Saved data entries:
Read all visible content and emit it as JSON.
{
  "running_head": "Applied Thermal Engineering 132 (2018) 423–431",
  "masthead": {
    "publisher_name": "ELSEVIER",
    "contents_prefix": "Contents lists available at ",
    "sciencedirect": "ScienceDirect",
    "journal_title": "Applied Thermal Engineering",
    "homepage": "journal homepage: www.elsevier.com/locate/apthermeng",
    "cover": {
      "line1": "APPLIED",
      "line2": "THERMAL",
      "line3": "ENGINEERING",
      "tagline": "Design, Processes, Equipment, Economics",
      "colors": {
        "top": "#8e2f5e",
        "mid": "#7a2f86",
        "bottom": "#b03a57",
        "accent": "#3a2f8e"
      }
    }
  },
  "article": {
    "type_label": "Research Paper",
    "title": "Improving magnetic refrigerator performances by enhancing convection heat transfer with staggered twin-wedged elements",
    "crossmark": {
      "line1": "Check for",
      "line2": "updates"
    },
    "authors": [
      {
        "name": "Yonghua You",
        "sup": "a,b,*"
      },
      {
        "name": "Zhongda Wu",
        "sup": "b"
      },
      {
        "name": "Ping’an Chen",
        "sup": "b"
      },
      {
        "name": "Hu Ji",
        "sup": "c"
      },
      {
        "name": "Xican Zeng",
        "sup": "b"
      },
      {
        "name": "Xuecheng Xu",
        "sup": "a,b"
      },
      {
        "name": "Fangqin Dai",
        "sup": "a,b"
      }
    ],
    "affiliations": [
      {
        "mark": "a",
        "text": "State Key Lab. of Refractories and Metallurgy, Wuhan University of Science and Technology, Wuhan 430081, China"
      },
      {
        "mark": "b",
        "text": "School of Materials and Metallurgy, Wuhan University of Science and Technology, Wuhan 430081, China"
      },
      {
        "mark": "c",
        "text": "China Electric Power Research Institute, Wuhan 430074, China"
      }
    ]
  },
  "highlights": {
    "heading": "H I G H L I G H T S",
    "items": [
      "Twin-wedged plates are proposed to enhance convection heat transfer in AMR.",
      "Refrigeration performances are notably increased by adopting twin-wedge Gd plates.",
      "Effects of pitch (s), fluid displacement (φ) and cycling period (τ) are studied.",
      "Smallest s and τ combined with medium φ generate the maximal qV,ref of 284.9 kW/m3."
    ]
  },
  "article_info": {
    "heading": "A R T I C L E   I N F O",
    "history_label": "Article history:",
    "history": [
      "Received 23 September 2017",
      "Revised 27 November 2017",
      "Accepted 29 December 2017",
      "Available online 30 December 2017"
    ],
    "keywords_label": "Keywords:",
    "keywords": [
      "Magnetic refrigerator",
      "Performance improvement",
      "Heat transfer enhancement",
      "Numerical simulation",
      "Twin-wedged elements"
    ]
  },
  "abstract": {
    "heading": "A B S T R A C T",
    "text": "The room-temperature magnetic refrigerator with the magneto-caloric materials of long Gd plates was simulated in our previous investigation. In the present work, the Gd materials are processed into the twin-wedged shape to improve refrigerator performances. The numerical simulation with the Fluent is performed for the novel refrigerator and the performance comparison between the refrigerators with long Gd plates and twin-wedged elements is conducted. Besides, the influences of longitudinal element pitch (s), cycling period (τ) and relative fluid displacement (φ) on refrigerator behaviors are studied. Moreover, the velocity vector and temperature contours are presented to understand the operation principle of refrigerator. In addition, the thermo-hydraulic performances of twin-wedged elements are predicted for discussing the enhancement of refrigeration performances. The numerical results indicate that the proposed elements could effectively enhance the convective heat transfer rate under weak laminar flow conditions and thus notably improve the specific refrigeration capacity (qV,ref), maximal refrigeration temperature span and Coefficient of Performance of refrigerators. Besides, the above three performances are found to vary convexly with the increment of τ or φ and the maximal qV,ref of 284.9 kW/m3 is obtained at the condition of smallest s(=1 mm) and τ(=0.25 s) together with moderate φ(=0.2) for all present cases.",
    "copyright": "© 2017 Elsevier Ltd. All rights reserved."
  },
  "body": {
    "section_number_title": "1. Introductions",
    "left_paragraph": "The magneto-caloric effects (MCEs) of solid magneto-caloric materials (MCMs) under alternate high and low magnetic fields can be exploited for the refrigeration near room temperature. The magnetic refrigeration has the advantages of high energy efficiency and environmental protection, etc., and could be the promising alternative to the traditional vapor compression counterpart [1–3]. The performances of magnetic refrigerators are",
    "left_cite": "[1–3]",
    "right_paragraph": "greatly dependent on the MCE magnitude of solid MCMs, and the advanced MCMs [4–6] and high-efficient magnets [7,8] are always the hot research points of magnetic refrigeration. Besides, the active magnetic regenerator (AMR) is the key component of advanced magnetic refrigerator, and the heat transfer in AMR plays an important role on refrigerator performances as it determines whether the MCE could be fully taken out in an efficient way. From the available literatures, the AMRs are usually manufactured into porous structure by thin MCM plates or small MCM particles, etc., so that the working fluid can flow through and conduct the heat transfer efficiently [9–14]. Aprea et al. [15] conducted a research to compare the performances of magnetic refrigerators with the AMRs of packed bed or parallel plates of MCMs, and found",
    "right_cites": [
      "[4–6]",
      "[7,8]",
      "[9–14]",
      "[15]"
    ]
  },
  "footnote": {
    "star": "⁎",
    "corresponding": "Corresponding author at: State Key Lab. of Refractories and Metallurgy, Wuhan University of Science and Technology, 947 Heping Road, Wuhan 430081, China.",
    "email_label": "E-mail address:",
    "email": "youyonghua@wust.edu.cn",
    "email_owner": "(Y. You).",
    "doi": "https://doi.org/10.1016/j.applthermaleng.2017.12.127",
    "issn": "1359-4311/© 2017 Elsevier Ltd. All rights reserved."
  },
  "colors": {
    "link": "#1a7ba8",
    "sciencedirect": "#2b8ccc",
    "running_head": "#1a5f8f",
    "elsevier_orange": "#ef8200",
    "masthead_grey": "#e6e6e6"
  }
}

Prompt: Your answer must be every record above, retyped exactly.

Reply:
Read all visible content and emit it as JSON.
{
  "running_head": "Applied Thermal Engineering 132 (2018) 423–431",
  "masthead": {
    "publisher_name": "ELSEVIER",
    "contents_prefix": "Contents lists available at ",
    "sciencedirect": "ScienceDirect",
    "journal_title": "Applied Thermal Engineering",
    "homepage": "journal homepage: www.elsevier.com/locate/apthermeng",
    "cover": {
      "line1": "APPLIED",
      "line2": "THERMAL",
      "line3": "ENGINEERING",
      "tagline": "Design, Processes, Equipment, Economics",
      "colors": {
        "top": "#8e2f5e",
        "mid": "#7a2f86",
        "bottom": "#b03a57",
        "accent": "#3a2f8e"
      }
    }
  },
  "article": {
    "type_label": "Research Paper",
    "title": "Improving magnetic refrigerator performances by enhancing convection heat transfer with staggered twin-wedged elements",
    "crossmark": {
      "line1": "Check for",
      "line2": "updates"
    },
    "authors": [
      {
        "name": "Yonghua You",
        "sup": "a,b,*"
      },
      {
        "name": "Zhongda Wu",
        "sup": "b"
      },
      {
        "name": "Ping’an Chen",
        "sup": "b"
      },
      {
        "name": "Hu Ji",
        "sup": "c"
      },
      {
        "name": "Xican Zeng",
        "sup": "b"
      },
      {
        "name": "Xuecheng Xu",
        "sup": "a,b"
      },
      {
        "name": "Fangqin Dai",
        "sup": "a,b"
      }
    ],
    "affiliations": [
      {
        "mark": "a",
        "text": "State Key Lab. of Refractories and Metallurgy, Wuhan University of Science and Technology, Wuhan 430081, China"
      },
      {
        "mark": "b",
        "text": "School of Materials and Metallurgy, Wuhan University of Science and Technology, Wuhan 430081, China"
      },
      {
        "mark": "c",
        "text": "China Electric Power Research Institute, Wuhan 430074, China"
      }
    ]
  },
  "highlights": {
    "heading": "H I G H L I G H T S",
    "items": [
      "Twin-wedged plates are proposed to enhance convection heat transfer in AMR.",
      "Refrigeration performances are notably increased by adopting twin-wedge Gd plates.",
      "Effects of pitch (s), fluid displacement (φ) and cycling period (τ) are studied.",
      "Smallest s and τ combined with medium φ generate the maximal qV,ref of 284.9 kW/m3."
    ]
  },
  "article_info": {
    "heading": "A R T I C L E   I N F O",
    "history_label": "Article history:",
    "history": [
      "Received 23 September 2017",
      "Revised 27 November 2017",
      "Accepted 29 December 2017",
      "Available online 30 December 2017"
    ],
    "keywords_label": "Keywords:",
    "keywords": [
      "Magnetic refrigerator",
      "Performance improvement",
      "Heat transfer enhancement",
      "Numerical simulation",
      "Twin-wedged elements"
    ]
  },
  "abstract": {
    "heading": "A B S T R A C T",
    "text": "The room-temperature magnetic refrigerator with the magneto-caloric materials of long Gd plates was simulated in our previous investigation. In the present work, the Gd materials are processed into the twin-wedged shape to improve refrigerator performances. The numerical simulation with the Fluent is performed for the novel refrigerator and the performance comparison between the refrigerators with long Gd plates and twin-wedged elements is conducted. Besides, the influences of longitudinal element pitch (s), cycling period (τ) and relative fluid displacement (φ) on refrigerator behaviors are studied. Moreover, the velocity vector and temperature contours are presented to understand the operation principle of refrigerator. In addition, the thermo-hydraulic performances of twin-wedged elements are predicted for discussing the enhancement of refrigeration performances. The numerical results indicate that the proposed elements could effectively enhance the convective heat transfer rate under weak laminar flow conditions and thus notably improve the specific refrigeration capacity (qV,ref), maximal refrigeration temperature span and Coefficient of Performance of refrigerators. Besides, the above three performances are found to vary convexly with the increment of τ or φ and the maximal qV,ref of 284.9 kW/m3 is obtained at the condition of smallest s(=1 mm) and τ(=0.25 s) together with moderate φ(=0.2) for all present cases.",
    "copyright": "© 2017 Elsevier Ltd. All rights reserved."
  },
  "body": {
    "section_number_title": "1. Introductions",
    "left_paragraph": "The magneto-caloric effects (MCEs) of solid magneto-caloric materials (MCMs) under alternate high and low magnetic fields can be exploited for the refrigeration near room temperature. The magnetic refrigeration has the advantages of high energy efficiency and environmental protection, etc., and could be the promising alternative to the traditional vapor compression counterpart [1–3]. The performances of magnetic refrigerators are",
    "left_cite": "[1–3]",
    "right_paragraph": "greatly dependent on the MCE magnitude of solid MCMs, and the advanced MCMs [4–6] and high-efficient magnets [7,8] are always the hot research points of magnetic refrigeration. Besides, the active magnetic regenerator (AMR) is the key component of advanced magnetic refrigerator, and the heat transfer in AMR plays an important role on refrigerator performances as it determines whether the MCE could be fully taken out in an efficient way. From the available literatures, the AMRs are usually manufactured into porous structure by thin MCM plates or small MCM particles, etc., so that the working fluid can flow through and conduct the heat transfer efficiently [9–14]. Aprea et al. [15] conducted a research to compare the performances of magnetic refrigerators with the AMRs of packed bed or parallel plates of MCMs, and found",
    "right_cites": [
      "[4–6]",
      "[7,8]",
      "[9–14]",
      "[15]"
    ]
  },
  "footnote": {
    "star": "⁎",
    "corresponding": "Corresponding author at: State Key Lab. of Refractories and Metallurgy, Wuhan University of Science and Technology, 947 Heping Road, Wuhan 430081, China.",
    "email_label": "E-mail address:",
    "email": "youyonghua@wust.edu.cn",
    "email_owner": "(Y. You).",
    "doi": "https://doi.org/10.1016/j.applthermaleng.2017.12.127",
    "issn": "1359-4311/© 2017 Elsevier Ltd. All rights reserved."
  },
  "colors": {
    "link": "#1a7ba8",
    "sciencedirect": "#2b8ccc",
    "running_head": "#1a5f8f",
    "elsevier_orange": "#ef8200",
    "masthead_grey": "#e6e6e6"
  }
}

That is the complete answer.